## What is required
Read the records below and report each line in which "chevron" occurs.
Top of Task inputs
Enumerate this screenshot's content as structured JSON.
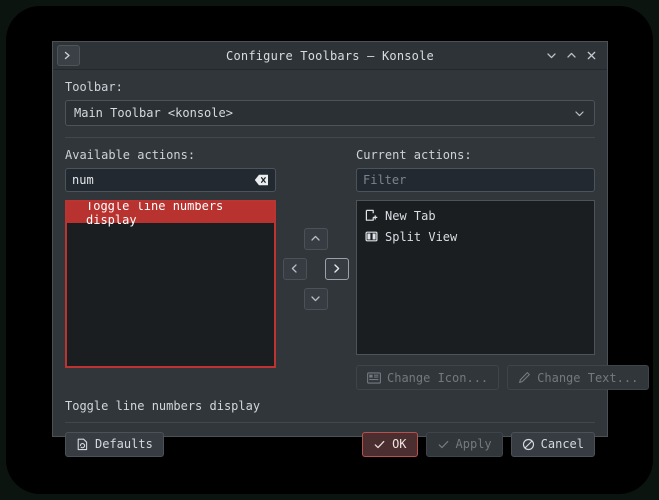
{
  "window": {
    "title": "Configure Toolbars — Konsole",
    "app_icon": "terminal-prompt-icon",
    "controls": {
      "minimize": "minimize-icon",
      "maximize": "maximize-icon",
      "close": "close-icon"
    }
  },
  "toolbar_section": {
    "label": "Toolbar:",
    "selected": "Main Toolbar <konsole>",
    "options": [
      "Main Toolbar <konsole>"
    ]
  },
  "available": {
    "label": "Available actions:",
    "search_value": "num",
    "search_placeholder": "",
    "clear_icon": "clear-text-icon",
    "items": [
      {
        "label": "Toggle line numbers display",
        "selected": true
      }
    ]
  },
  "transfer": {
    "up": "chevron-up-icon",
    "left": "chevron-left-icon",
    "right": "chevron-right-icon",
    "down": "chevron-down-icon"
  },
  "current": {
    "label": "Current actions:",
    "filter_placeholder": "Filter",
    "filter_value": "",
    "items": [
      {
        "label": "New Tab",
        "icon": "new-tab-icon"
      },
      {
        "label": "Split View",
        "icon": "split-view-icon"
      }
    ],
    "change_icon_button": "Change Icon...",
    "change_text_button": "Change Text..."
  },
  "status": {
    "text": "Toggle line numbers display"
  },
  "footer": {
    "defaults": "Defaults",
    "ok": "OK",
    "apply": "Apply",
    "cancel": "Cancel"
  },
  "colors": {
    "window_bg": "#31363b",
    "selection_red": "#b8332f",
    "focus_border_red": "#bb3431",
    "default_button_bg": "#4b2e2f",
    "list_bg": "#1b1e21",
    "text": "#d8dde1",
    "disabled_text": "#72797f"
  }
}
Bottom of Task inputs
## Answer space
    "up": "chevron-up-icon",
    "left": "chevron-left-icon",
    "right": "chevron-right-icon",
    "down": "chevron-down-icon"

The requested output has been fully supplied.